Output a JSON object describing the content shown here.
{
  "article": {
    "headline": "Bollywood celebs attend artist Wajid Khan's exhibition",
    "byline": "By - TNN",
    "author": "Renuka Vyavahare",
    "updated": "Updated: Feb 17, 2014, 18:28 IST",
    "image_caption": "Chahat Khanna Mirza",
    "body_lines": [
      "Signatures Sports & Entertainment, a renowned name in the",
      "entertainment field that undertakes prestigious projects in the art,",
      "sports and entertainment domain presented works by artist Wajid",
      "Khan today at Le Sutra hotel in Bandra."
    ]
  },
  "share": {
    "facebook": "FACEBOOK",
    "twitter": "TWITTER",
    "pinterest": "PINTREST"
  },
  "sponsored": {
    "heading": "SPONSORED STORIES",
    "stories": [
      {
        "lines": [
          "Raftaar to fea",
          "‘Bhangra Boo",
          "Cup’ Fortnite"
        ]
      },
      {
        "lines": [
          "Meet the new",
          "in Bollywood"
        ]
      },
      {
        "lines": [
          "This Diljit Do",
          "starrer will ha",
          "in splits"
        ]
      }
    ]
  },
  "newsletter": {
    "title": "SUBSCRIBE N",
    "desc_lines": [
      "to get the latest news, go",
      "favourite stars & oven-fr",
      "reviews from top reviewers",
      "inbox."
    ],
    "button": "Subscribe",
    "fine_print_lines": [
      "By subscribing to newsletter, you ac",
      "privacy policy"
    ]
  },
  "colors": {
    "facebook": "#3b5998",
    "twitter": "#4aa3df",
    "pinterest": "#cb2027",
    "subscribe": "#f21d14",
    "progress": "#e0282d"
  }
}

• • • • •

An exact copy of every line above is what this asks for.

* [Output below]
Output a JSON object describing the content shown here.
{
  "article": {
    "headline": "Bollywood celebs attend artist Wajid Khan's exhibition",
    "byline": "By - TNN",
    "author": "Renuka Vyavahare",
    "updated": "Updated: Feb 17, 2014, 18:28 IST",
    "image_caption": "Chahat Khanna Mirza",
    "body_lines": [
      "Signatures Sports & Entertainment, a renowned name in the",
      "entertainment field that undertakes prestigious projects in the art,",
      "sports and entertainment domain presented works by artist Wajid",
      "Khan today at Le Sutra hotel in Bandra."
    ]
  },
  "share": {
    "facebook": "FACEBOOK",
    "twitter": "TWITTER",
    "pinterest": "PINTREST"
  },
  "sponsored": {
    "heading": "SPONSORED STORIES",
    "stories": [
      {
        "lines": [
          "Raftaar to fea",
          "‘Bhangra Boo",
          "Cup’ Fortnite"
        ]
      },
      {
        "lines": [
          "Meet the new",
          "in Bollywood"
        ]
      },
      {
        "lines": [
          "This Diljit Do",
          "starrer will ha",
          "in splits"
        ]
      }
    ]
  },
  "newsletter": {
    "title": "SUBSCRIBE N",
    "desc_lines": [
      "to get the latest news, go",
      "favourite stars & oven-fr",
      "reviews from top reviewers",
      "inbox."
    ],
    "button": "Subscribe",
    "fine_print_lines": [
      "By subscribing to newsletter, you ac",
      "privacy policy"
    ]
  },
  "colors": {
    "facebook": "#3b5998",
    "twitter": "#4aa3df",
    "pinterest": "#cb2027",
    "subscribe": "#f21d14",
    "progress": "#e0282d"
  }
}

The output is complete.